Afghanistan

Need to minimise new displacement and increase protection for recently displaced in remote areas

Format
Situation Report
Sources
Posted
Originally published
Origin
View original

Attachments

The UN and ICRC have recorded that 730,000 people have been internally displaced in Afghanistan due to conflict since 2006, an average of 400 a day. At the end of January 2011, 309,000 people remained internally displaced due to armed conflict, human rights abuses and other generalised violence. This figure was higher than at any time since 2005.

While armed opposition groups have been responsible for the majority of killings, most of the documented mass displacements have occurred as a result of offensives by international forces. Efforts by the International Security Assistance Force in 2010 to limit the impact of fighting on the civilian population have failed to reduce the rate of internal displacement.

The basic needs of recently displaced people across most regions of the country are often unmet, increasing the risk of disease and death.
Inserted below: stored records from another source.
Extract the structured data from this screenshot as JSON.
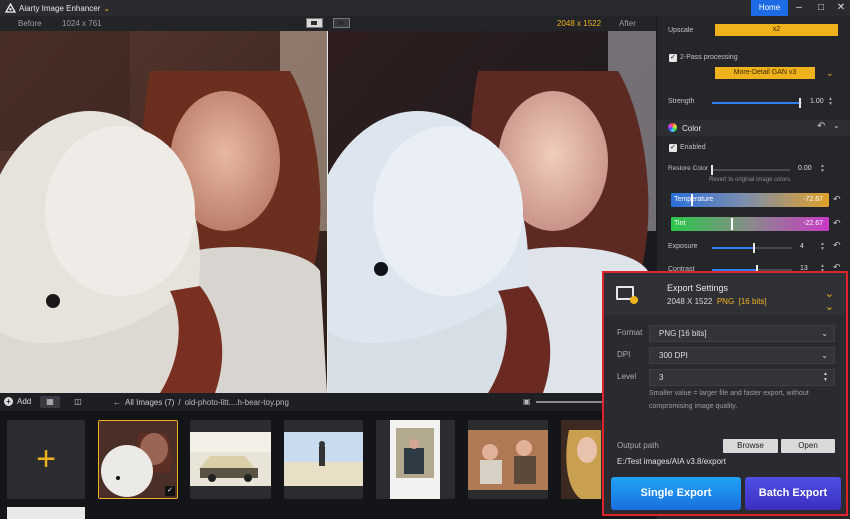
{
  "app": {
    "title": "Aiarty Image Enhancer",
    "home_label": "Home"
  },
  "compare": {
    "before_label": "Before",
    "input_size": "1024 x 761",
    "output_size": "2048 x 1522",
    "after_label": "After"
  },
  "strip": {
    "add_label": "Add",
    "breadcrumb_all": "All Images (7)",
    "breadcrumb_sep": "/",
    "breadcrumb_file": "old-photo-litt....h-bear-toy.png"
  },
  "panel": {
    "upscale_label": "Upscale",
    "upscale_value": "x2",
    "twopass_label": "2-Pass processing",
    "model_value": "More-Detail GAN  v3",
    "strength_label": "Strength",
    "strength_value": "1.00",
    "strength_level": 0.98,
    "color_header": "Color",
    "enabled_label": "Enabled",
    "restore_label": "Restore Color",
    "restore_value": "0.00",
    "restore_level": 0.0,
    "revert_text": "Revert to original image colors.",
    "temperature_label": "Temperature",
    "temperature_value": "-72.67",
    "tint_label": "Tint",
    "tint_value": "-22.67",
    "exposure_label": "Exposure",
    "exposure_value": "4",
    "exposure_level": 0.52,
    "contrast_label": "Contrast",
    "contrast_value": "13",
    "contrast_level": 0.56
  },
  "export": {
    "title": "Export Settings",
    "size": "2048 X 1522",
    "format_tag": "PNG",
    "bits_tag": "[16 bits]",
    "format_label": "Format",
    "format_value": "PNG   [16 bits]",
    "dpi_label": "DPI",
    "dpi_value": "300 DPI",
    "level_label": "Level",
    "level_value": "3",
    "note": "Smaller value = larger file and faster export, without compromising image quality.",
    "output_label": "Output path",
    "browse_label": "Browse",
    "open_label": "Open",
    "path_value": "E:/Test images/AIA v3.8/export",
    "single_label": "Single Export",
    "batch_label": "Batch Export"
  },
  "colors": {
    "accent": "#f0b21c",
    "primary": "#1d6ce6",
    "highlight_border": "#e0222a"
  },
  "icons": [
    "app-logo-icon",
    "chevron-down-icon",
    "minimize-icon",
    "maximize-icon",
    "close-icon",
    "add-icon",
    "grid-view-icon",
    "list-view-icon",
    "back-arrow-icon",
    "image-icon",
    "undo-icon",
    "palette-icon",
    "monitor-settings-icon",
    "double-chevron-down-icon",
    "check-icon",
    "plus-icon"
  ]
}
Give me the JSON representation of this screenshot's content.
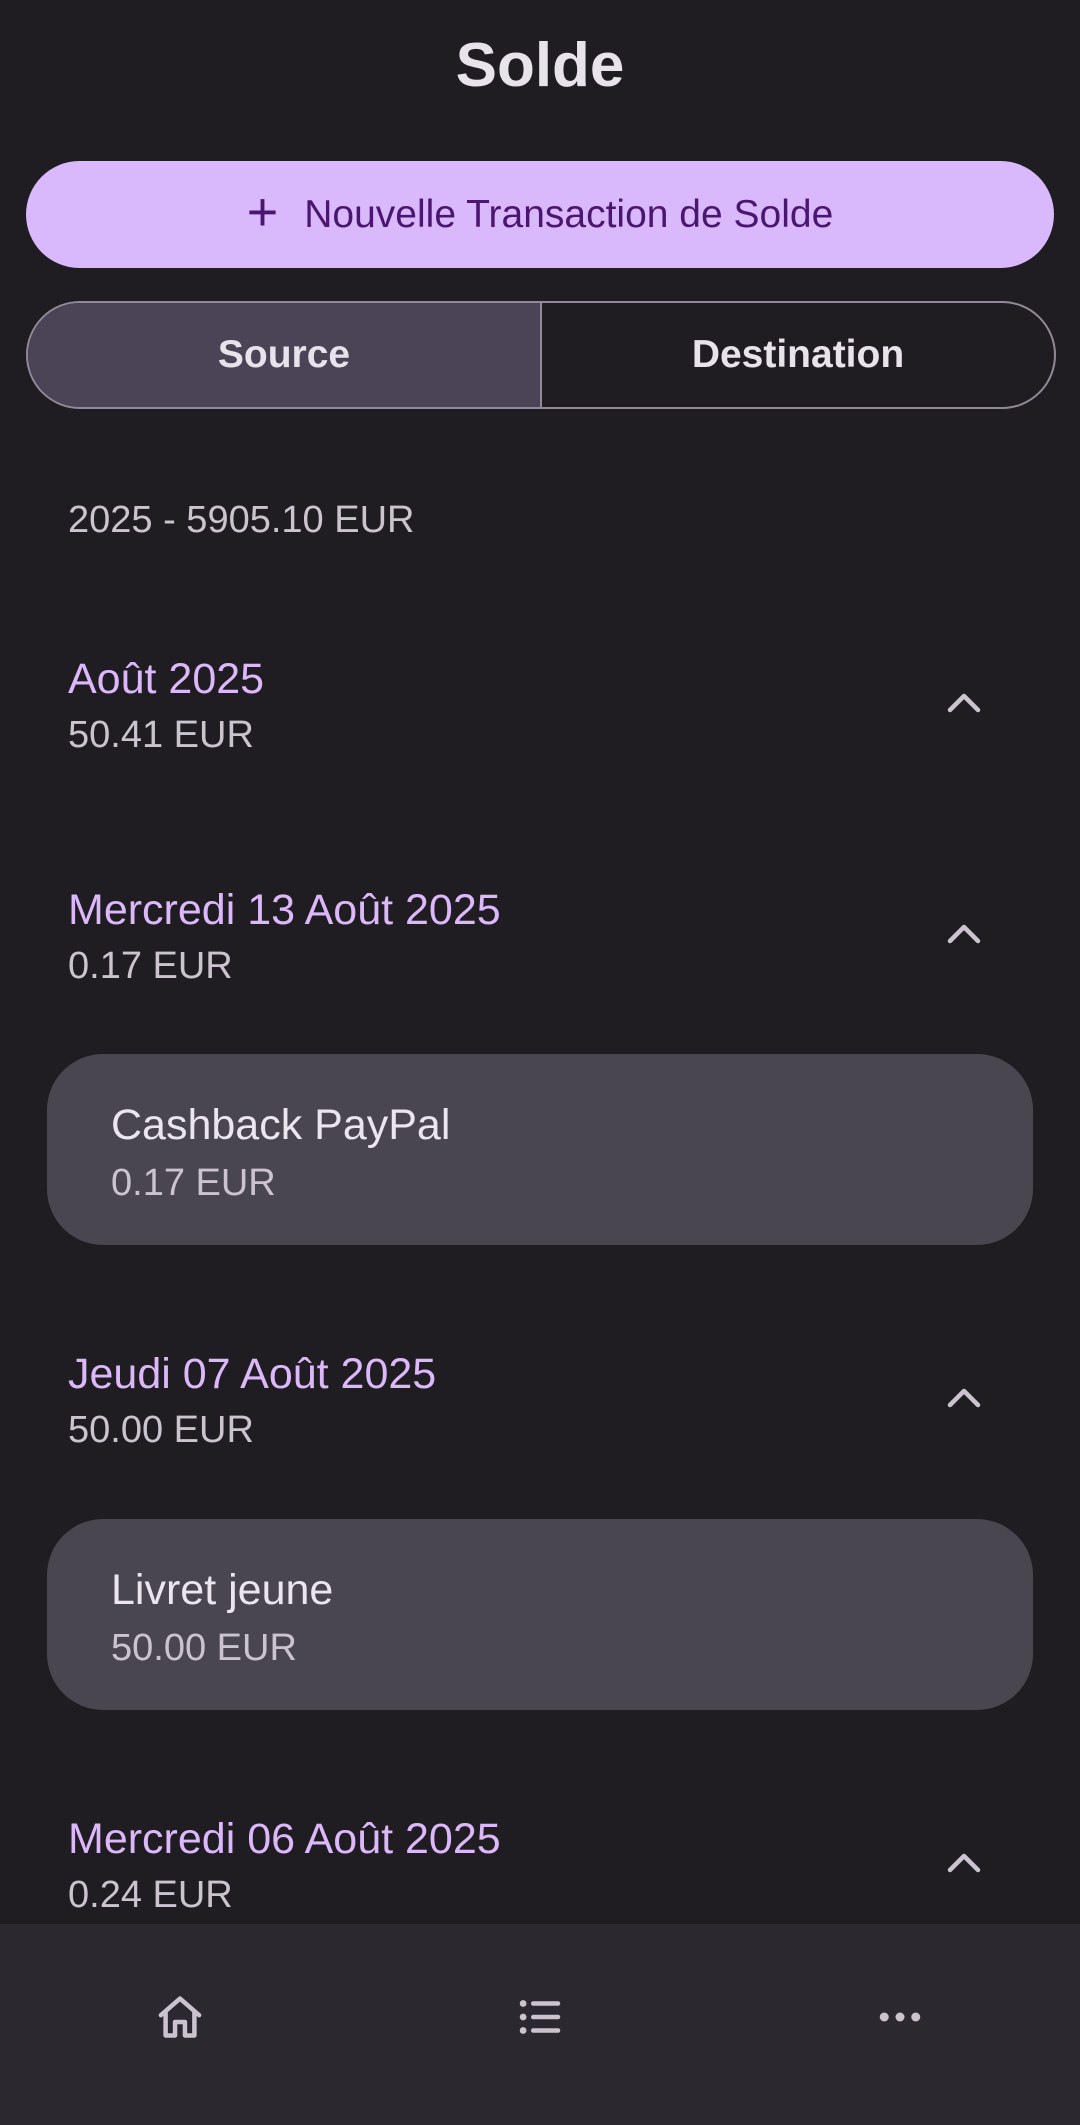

Internally displaced people (IDPs) have also been vulnerable to food insecurity, while insecurity and the absence of basic services in places of displacement have forced many IDPs into protracted secondary displacement in urban areas. The Afghan government is generally unable or unwilling to assist IDPs. Hundreds of thousands of IDPs have been assisted by international agencies, but assistance outside camps has been short-term and restricted by problems of funding and access.

Recommendations for policy development: International forces should minimise new displacements caused by their forces on the ground. This can be achieved through the adoption of standard operating procedures that oblige troops to take concrete action to protect civilians and their needs before, during and after military activities, and by the development of monitoring and reporting mechanisms on forced internal displacement.

International governments should ensure independent assessments of damage to IDPs' property and compensate those whose losses result from military operations. They should also take every necessary measure to safeguard the distinction between humanitarian action and political or military agendas necessary for humanitarian organisations to operate efficiently in all rural areas of the country.

The Government of the Islamic Republic of Afghanistan should give a higher priority to the protection and assistance of IDPs by developing a comprehensive IDP policy which corresponds to international standards, strengthen the coordinating role of the Ministry of Refugees and Returnees and, with the support of international donors, provide the necessary means to match their obligations to protect all IDPs in Afghanistan.